Supplied material:
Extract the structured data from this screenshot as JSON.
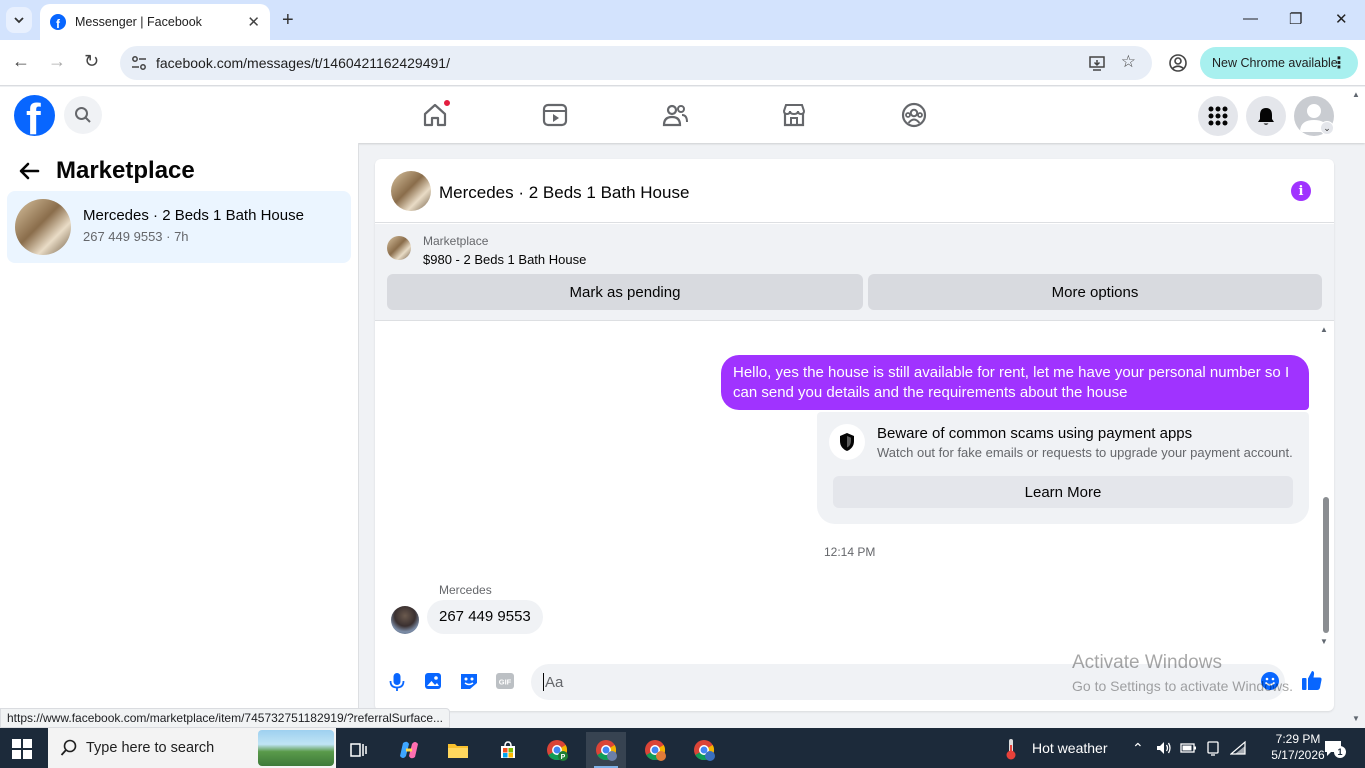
{
  "browser": {
    "tab_title": "Messenger | Facebook",
    "url": "facebook.com/messages/t/1460421162429491/",
    "new_chrome_label": "New Chrome available",
    "status_url": "https://www.facebook.com/marketplace/item/745732751182919/?referralSurface..."
  },
  "sidebar": {
    "title": "Marketplace",
    "conversations": [
      {
        "name": "Mercedes · 2 Beds 1 Bath House",
        "subtitle": "267 449 9553 · 7h"
      }
    ]
  },
  "chat": {
    "title": "Mercedes · 2 Beds 1 Bath House",
    "listing": {
      "source": "Marketplace",
      "price_title": "$980 - 2 Beds 1 Bath House",
      "mark_pending_label": "Mark as pending",
      "more_options_label": "More options"
    },
    "outgoing_message": "Hello, yes the house is still available for rent, let me have your personal number so I can send you details and the requirements about the house",
    "warning": {
      "title": "Beware of common scams using payment apps",
      "body": "Watch out for fake emails or requests to upgrade your payment account.",
      "button": "Learn More"
    },
    "timestamp": "12:14 PM",
    "incoming_sender": "Mercedes",
    "incoming_message": "267 449 9553",
    "composer_placeholder": "Aa"
  },
  "watermark": {
    "line1": "Activate Windows",
    "line2": "Go to Settings to activate Windows."
  },
  "taskbar": {
    "search_placeholder": "Type here to search",
    "weather": "Hot weather",
    "time": "7:29 PM",
    "date": "5/17/2026",
    "notification_count": "1"
  },
  "colors": {
    "facebook_blue": "#0866ff",
    "messenger_purple": "#a033ff",
    "selected_conversation_bg": "#ebf5ff"
  }
}
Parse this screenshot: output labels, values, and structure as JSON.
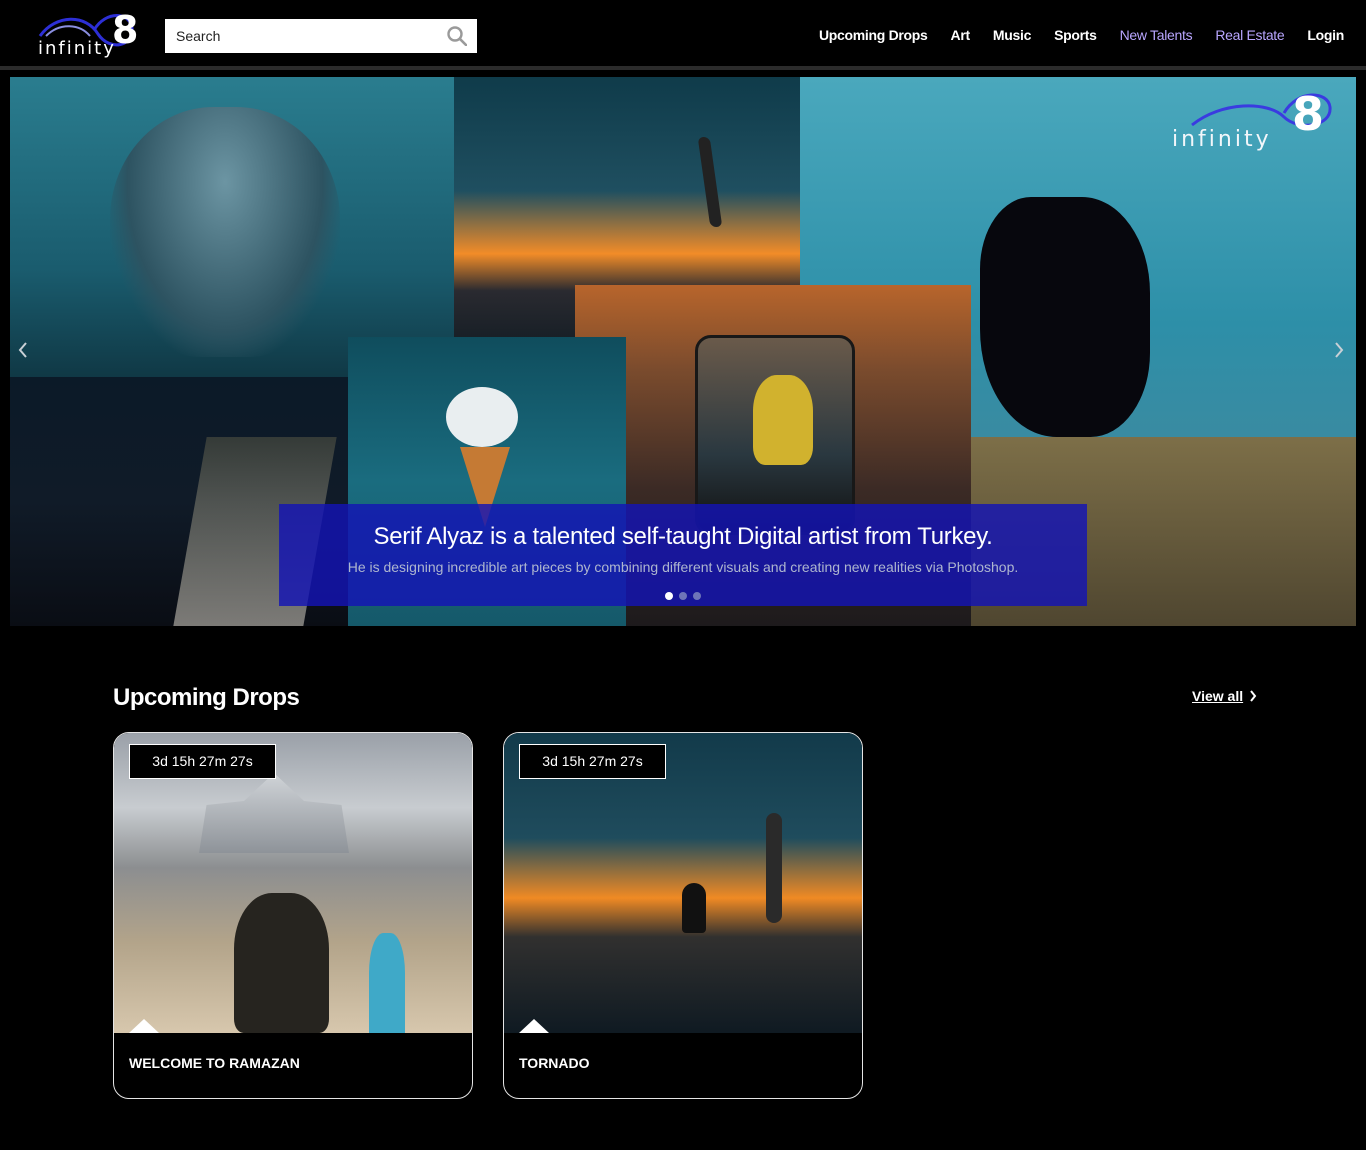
{
  "header": {
    "logo_word": "infinity",
    "logo_mark": "8",
    "search_placeholder": "Search",
    "nav": [
      {
        "label": "Upcoming Drops"
      },
      {
        "label": "Art"
      },
      {
        "label": "Music"
      },
      {
        "label": "Sports"
      },
      {
        "label": "New Talents",
        "color": "#b9a6ff"
      },
      {
        "label": "Real Estate",
        "color": "#b9a6ff"
      },
      {
        "label": "Login"
      }
    ]
  },
  "hero": {
    "watermark_word": "infinity",
    "watermark_mark": "8",
    "caption_title": "Serif Alyaz is a talented self-taught Digital artist from Turkey.",
    "caption_subtitle": "He is designing incredible art pieces by combining different visuals and creating new realities via Photoshop.",
    "slides": 3,
    "active_slide": 1,
    "caption_bg": "#1414b4"
  },
  "upcoming": {
    "title": "Upcoming Drops",
    "view_all": "View all",
    "cards": [
      {
        "countdown": "3d 15h 27m 27s",
        "title": "WELCOME TO RAMAZAN"
      },
      {
        "countdown": "3d 15h 27m 27s",
        "title": "TORNADO"
      }
    ]
  }
}
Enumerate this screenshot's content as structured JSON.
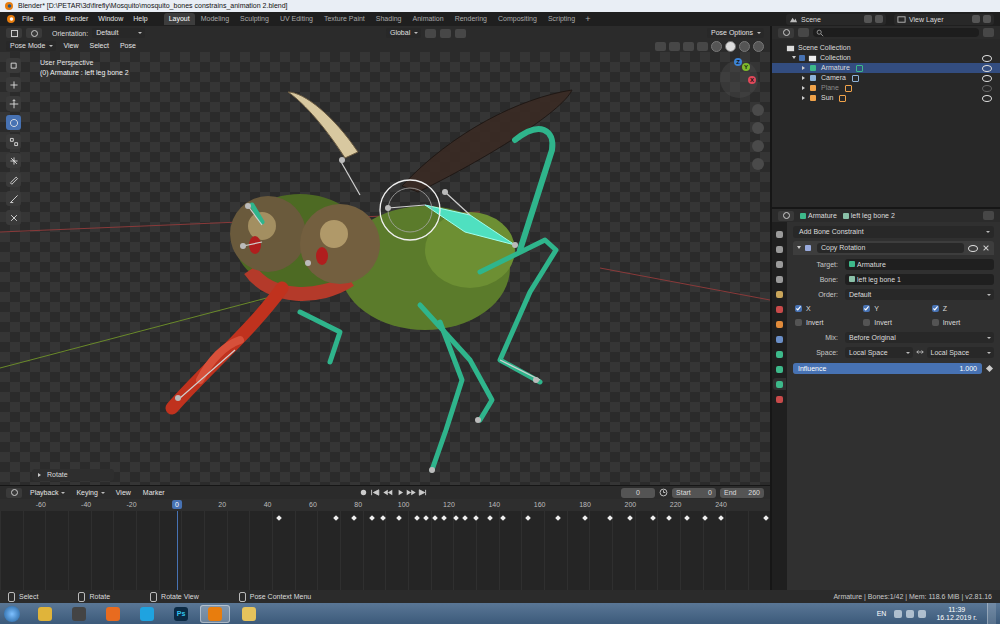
{
  "window": {
    "title": "Blender* [D:\\PETAR\\3d\\firefly\\Mosquito\\mosquito_bones constrains_animation 2.blend]"
  },
  "menu": [
    "File",
    "Edit",
    "Render",
    "Window",
    "Help"
  ],
  "workspaces": [
    {
      "label": "Layout",
      "selected": true
    },
    {
      "label": "Modeling",
      "selected": false
    },
    {
      "label": "Sculpting",
      "selected": false
    },
    {
      "label": "UV Editing",
      "selected": false
    },
    {
      "label": "Texture Paint",
      "selected": false
    },
    {
      "label": "Shading",
      "selected": false
    },
    {
      "label": "Animation",
      "selected": false
    },
    {
      "label": "Rendering",
      "selected": false
    },
    {
      "label": "Compositing",
      "selected": false
    },
    {
      "label": "Scripting",
      "selected": false
    }
  ],
  "add_workspace": "+",
  "scene": "Scene",
  "view_layer": "View Layer",
  "viewport": {
    "orientation_label": "Orientation:",
    "orientation": "Default",
    "transform_orientation": "Global",
    "pose_options": "Pose Options",
    "mode": "Pose Mode",
    "menus": [
      "View",
      "Select",
      "Pose"
    ],
    "perspective": "User Perspective",
    "active": "(0) Armature : left leg bone 2",
    "tools": [
      {
        "selected": false
      },
      {
        "selected": false
      },
      {
        "selected": false
      },
      {
        "selected": true
      },
      {
        "selected": false
      },
      {
        "selected": false
      },
      {
        "selected": false
      },
      {
        "selected": false
      },
      {
        "selected": false
      }
    ],
    "gizmo": [
      {
        "label": "X",
        "color": "#e0485a"
      },
      {
        "label": "Y",
        "color": "#7fba2c"
      },
      {
        "label": "Z",
        "color": "#3c83d6"
      }
    ],
    "last_operator": {
      "label": "Rotate",
      "expanded": false
    }
  },
  "timeline": {
    "menus": [
      "Playback",
      "Keying",
      "View",
      "Marker"
    ],
    "current_frame": "0",
    "start_label": "Start",
    "start": "0",
    "end_label": "End",
    "end": "260",
    "playhead": "0",
    "ruler": [
      "-60",
      "-40",
      "-20",
      "20",
      "40",
      "60",
      "80",
      "100",
      "120",
      "140",
      "160",
      "180",
      "200",
      "220",
      "240"
    ],
    "keyframes": [
      45,
      70,
      78,
      86,
      91,
      98,
      106,
      110,
      114,
      118,
      123,
      127,
      132,
      138,
      144,
      155,
      168,
      180,
      191,
      200,
      210,
      217,
      225,
      233,
      240,
      260
    ]
  },
  "outliner": {
    "root": "Scene Collection",
    "collection": {
      "label": "Collection",
      "expanded": true,
      "items": [
        {
          "label": "Armature",
          "selected": true,
          "visible": true
        },
        {
          "label": "Camera",
          "selected": false,
          "visible": true
        },
        {
          "label": "Plane",
          "selected": false,
          "visible": false
        },
        {
          "label": "Sun",
          "selected": false,
          "visible": true
        }
      ]
    }
  },
  "properties": {
    "object": "Armature",
    "bone": "left leg bone 2",
    "tabs": [
      {
        "selected": false
      },
      {
        "selected": false
      },
      {
        "selected": false
      },
      {
        "selected": false
      },
      {
        "selected": false
      },
      {
        "selected": false
      },
      {
        "selected": false
      },
      {
        "selected": false
      },
      {
        "selected": false
      },
      {
        "selected": false
      },
      {
        "selected": true
      },
      {
        "selected": false
      }
    ],
    "add_constraint": "Add Bone Constraint",
    "constraint": {
      "name": "Copy Rotation",
      "expanded": true,
      "fields": [
        {
          "label": "Target:",
          "value": "Armature"
        },
        {
          "label": "Bone:",
          "value": "left leg bone 1"
        },
        {
          "label": "Order:",
          "value": "Default"
        }
      ],
      "axes": [
        {
          "label": "X",
          "checked": true,
          "invert_label": "Invert",
          "invert": false
        },
        {
          "label": "Y",
          "checked": true,
          "invert_label": "Invert",
          "invert": false
        },
        {
          "label": "Z",
          "checked": true,
          "invert_label": "Invert",
          "invert": false
        }
      ],
      "mix": {
        "label": "Mix:",
        "value": "Before Original"
      },
      "space": {
        "label": "Space:",
        "owner": "Local Space",
        "target": "Local Space"
      },
      "influence": {
        "label": "Influence",
        "reading": "1.000",
        "level": 1
      }
    }
  },
  "status_bar": {
    "hints": [
      "Select",
      "Rotate",
      "Rotate View",
      "Pose Context Menu"
    ],
    "stats": "Armature | Bones:1/42 | Mem: 118.6 MiB | v2.81.16"
  },
  "taskbar": {
    "apps": [
      {
        "label": "",
        "active": false
      },
      {
        "label": "",
        "active": false
      },
      {
        "label": "",
        "active": false
      },
      {
        "label": "",
        "active": false
      },
      {
        "label": "Ps",
        "active": false
      },
      {
        "label": "",
        "active": true
      },
      {
        "label": "",
        "active": false
      }
    ],
    "language": "EN",
    "time": "11:39",
    "date": "16.12.2019 г."
  }
}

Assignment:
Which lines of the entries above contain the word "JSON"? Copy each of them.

Response:
Extract the structured data from this screenshot as JSON.
Parse this screenshot: output labels, values, and structure as JSON.
Enumerate this screenshot's content as structured JSON.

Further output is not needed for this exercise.